Concern over this, and more importantly the potential that a rebellion by teachers could provoke a far broader mobilization of the working class against the Obama administration, has led AFT President Randi Weingarten to basically take up temporary residence in Detroit. Weingarten, whose salary is $543,000, has collaborated with such enemies of public education as billionaire Bill Gates, and is a fervent supporter of Hillary Clinton, who championed the right-wing campaign for “school choice,” i.e., opening public education to the private market.

The teachers’ action on Monday won the support of many students. Alex, a student at Cass Tech High School in Detroit, told the WSWS, “We think this is good. We aren’t getting a fair education. We have leaks in the roof. We need books and supplies. We see the conditions in our schools, then we see that teachers aren’t even getting paid. We need to find out where the money is going.”

During the rally outside of the school headquarters, Socialist Equality Party presidential candidate Jerry White and vice presidential candidate Niles Niemuth addressed sections of the protest with a bullhorn. They explained that the DFT and AFT were conspiring with Governor Snyder and Rhodes to destroy public education. The socialist candidates denounced the claims that there was no money for teacher salaries, public education or water, when trillions were spent on bank bailouts and war.

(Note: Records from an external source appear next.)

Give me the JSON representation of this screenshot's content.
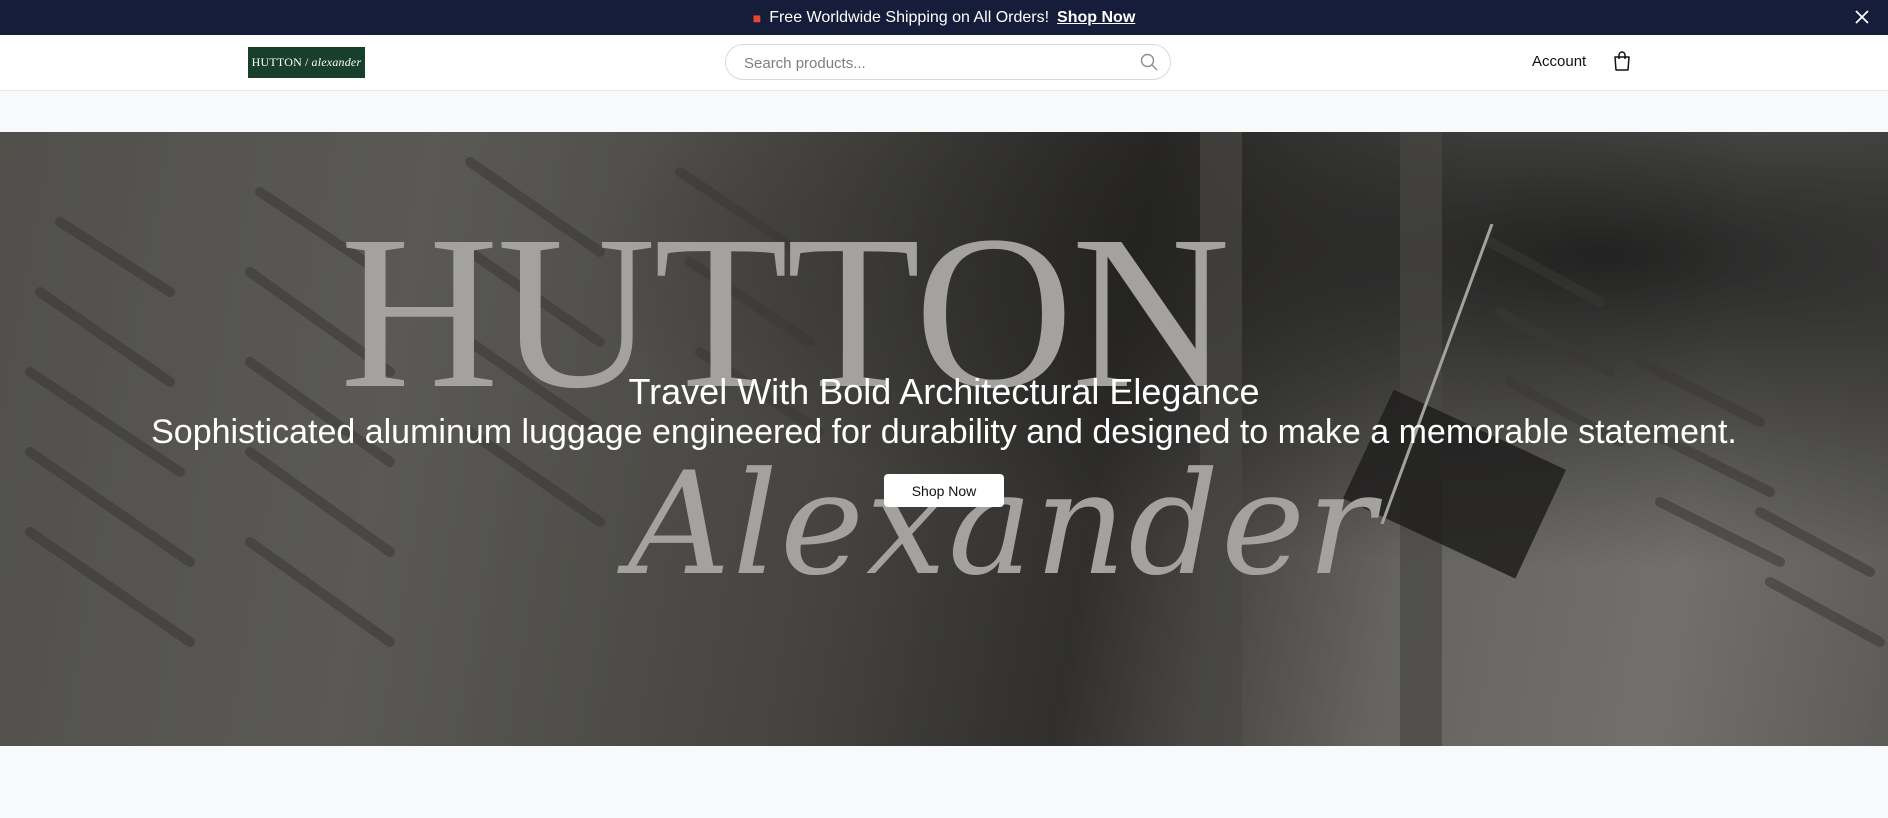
{
  "announcement": {
    "text": "Free Worldwide Shipping on All Orders!",
    "link": "Shop Now",
    "icon": "truck-icon",
    "close_icon": "close-icon"
  },
  "header": {
    "logo": {
      "left": "HUTTON",
      "slash": "/",
      "right": "alexander"
    },
    "search": {
      "placeholder": "Search products...",
      "icon": "search-icon"
    },
    "account": "Account",
    "cart_icon": "shopping-bag-icon"
  },
  "hero": {
    "brand_big": "HUTTON",
    "brand_slash": "/",
    "brand_script": "Alexander",
    "title": "Travel With Bold Architectural Elegance",
    "subtitle": "Sophisticated aluminum luggage engineered for durability and designed to make a memorable statement.",
    "cta": "Shop Now"
  },
  "colors": {
    "announcement_bg": "#151d3a",
    "logo_bg": "#173f2c",
    "page_bg": "#f8f9fb"
  }
}
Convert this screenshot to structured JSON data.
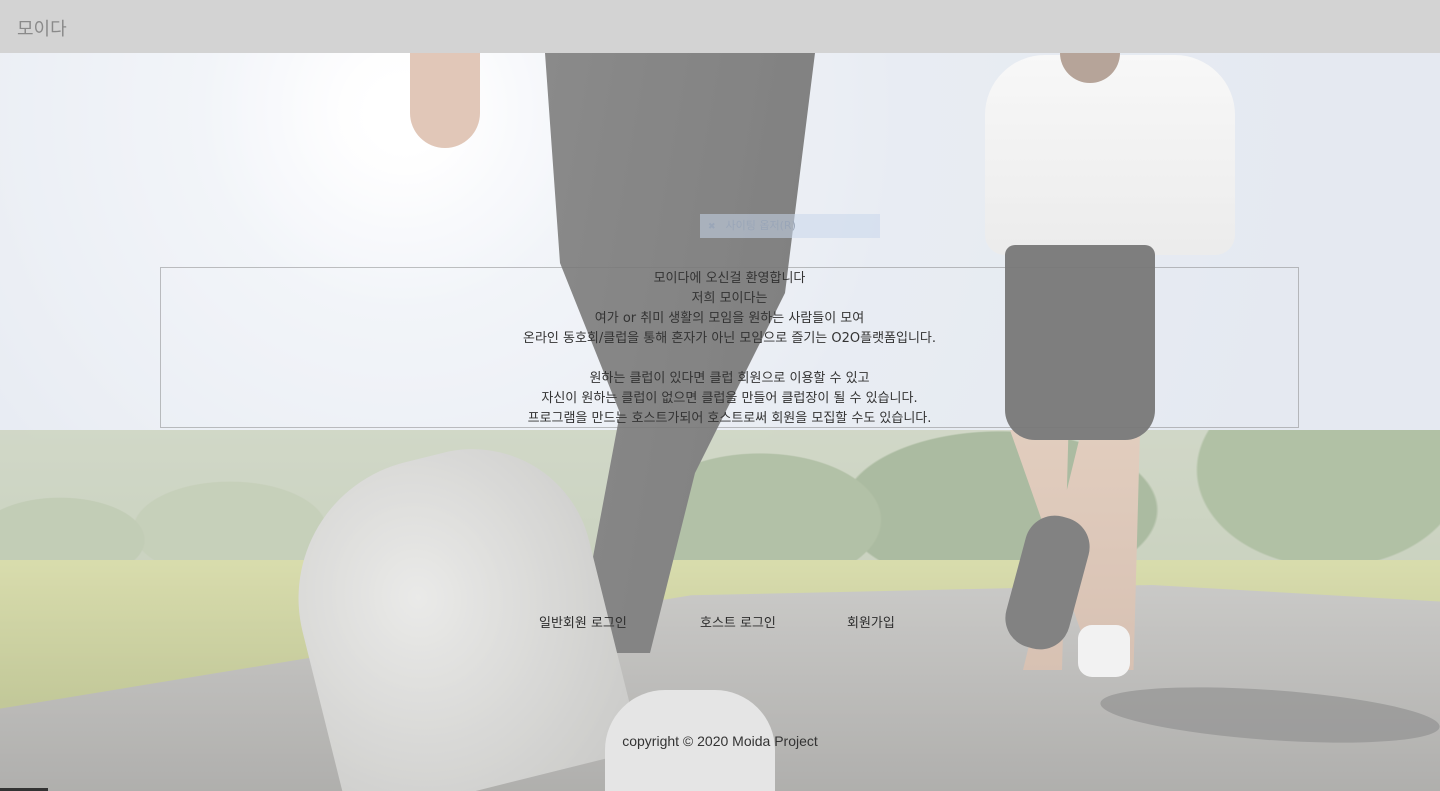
{
  "header": {
    "brand": "모이다"
  },
  "faded_badge": {
    "text": "사이팅 옵저(R)"
  },
  "welcome": {
    "lines": [
      "모이다에 오신걸 환영합니다",
      "저희 모이다는",
      "여가 or 취미 생활의 모임을 원하는 사람들이 모여",
      "온라인 동호회/클럽을 통해 혼자가 아닌 모임으로 즐기는 O2O플랫폼입니다.",
      "",
      "원하는 클럽이 있다면 클럽 회원으로 이용할 수 있고",
      "자신이 원하는 클럽이 없으면 클럽을 만들어 클럽장이 될 수 있습니다.",
      "프로그램을 만드는 호스트가되어 호스트로써 회원을 모집할 수도 있습니다."
    ]
  },
  "nav": {
    "member_login": "일반회원 로그인",
    "host_login": "호스트 로그인",
    "signup": "회원가입"
  },
  "footer": {
    "copyright": "copyright © 2020 Moida Project"
  },
  "colors": {
    "topbar_bg": "#d3d3d3",
    "brand_text": "#8a8a8a",
    "body_text": "#333333"
  }
}
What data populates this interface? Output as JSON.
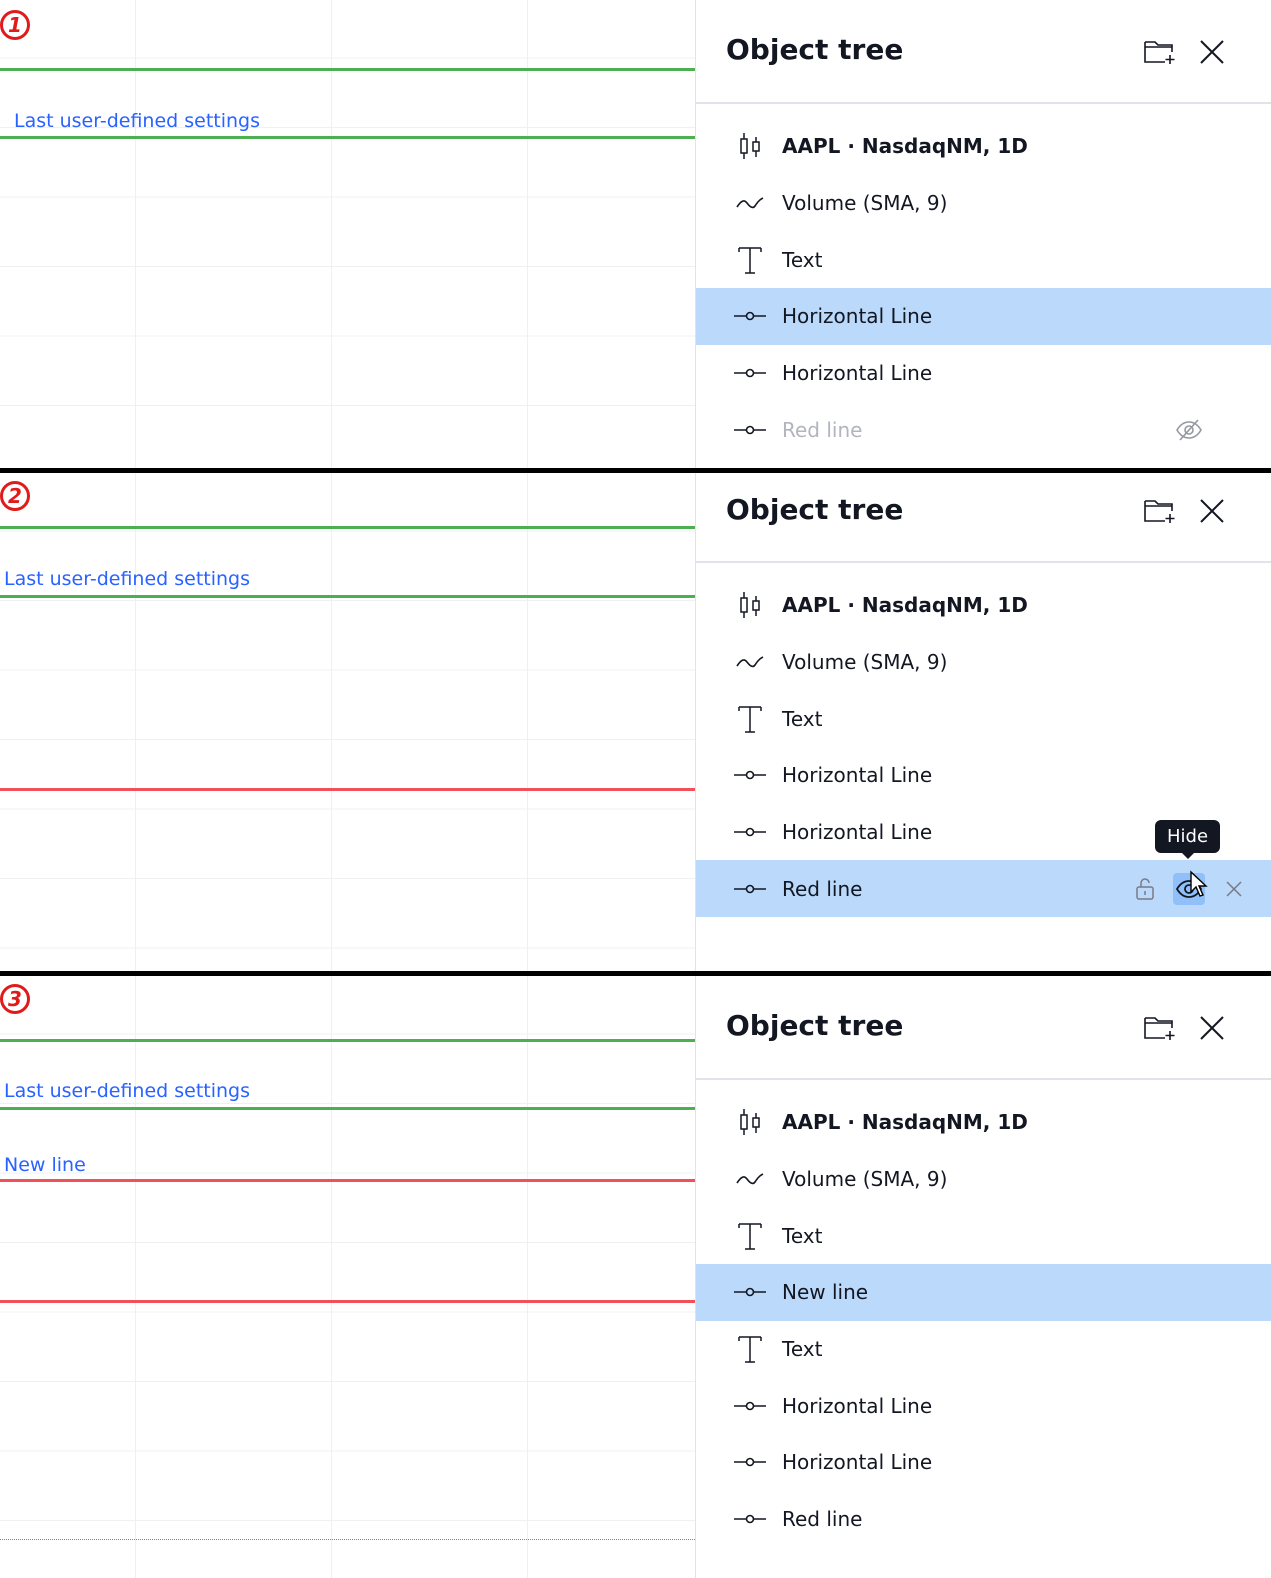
{
  "steps": [
    {
      "badge": "1",
      "chart": {
        "label": "Last user-defined settings"
      },
      "panel": {
        "title": "Object tree",
        "rows": [
          {
            "label": "AAPL · NasdaqNM, 1D",
            "icon": "candles-icon"
          },
          {
            "label": "Volume (SMA, 9)",
            "icon": "wave-icon"
          },
          {
            "label": "Text",
            "icon": "text-icon"
          },
          {
            "label": "Horizontal Line",
            "icon": "horizontal-line-icon",
            "selected": true
          },
          {
            "label": "Horizontal Line",
            "icon": "horizontal-line-icon"
          },
          {
            "label": "Red line",
            "icon": "horizontal-line-icon",
            "hidden": true
          }
        ]
      }
    },
    {
      "badge": "2",
      "chart": {
        "label": "Last user-defined settings"
      },
      "panel": {
        "title": "Object tree",
        "rows": [
          {
            "label": "AAPL · NasdaqNM, 1D",
            "icon": "candles-icon"
          },
          {
            "label": "Volume (SMA, 9)",
            "icon": "wave-icon"
          },
          {
            "label": "Text",
            "icon": "text-icon"
          },
          {
            "label": "Horizontal Line",
            "icon": "horizontal-line-icon"
          },
          {
            "label": "Horizontal Line",
            "icon": "horizontal-line-icon"
          },
          {
            "label": "Red line",
            "icon": "horizontal-line-icon",
            "selected": true,
            "hovered": true
          }
        ],
        "tooltip": "Hide"
      }
    },
    {
      "badge": "3",
      "chart": {
        "label": "Last user-defined settings",
        "label2": "New line"
      },
      "panel": {
        "title": "Object tree",
        "rows": [
          {
            "label": "AAPL · NasdaqNM, 1D",
            "icon": "candles-icon"
          },
          {
            "label": "Volume (SMA, 9)",
            "icon": "wave-icon"
          },
          {
            "label": "Text",
            "icon": "text-icon"
          },
          {
            "label": "New line",
            "icon": "horizontal-line-icon",
            "selected": true
          },
          {
            "label": "Text",
            "icon": "text-icon"
          },
          {
            "label": "Horizontal Line",
            "icon": "horizontal-line-icon"
          },
          {
            "label": "Horizontal Line",
            "icon": "horizontal-line-icon"
          },
          {
            "label": "Red line",
            "icon": "horizontal-line-icon"
          }
        ]
      }
    }
  ],
  "colors": {
    "green_line": "#4caf50",
    "red_line": "#f0505a",
    "label_blue": "#2962ff",
    "selected_row": "#bbd9fb",
    "badge_red": "#e01b1b"
  }
}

Urging teachers to take the conduct of the struggle out of the hands of the DFT through the building of rank-and-file committees, they called for a unified struggle by all sections of the working class—Detroit city workers, autoworkers, families facing water shutoffs, parents and students—against the capitalist system and both big business parties.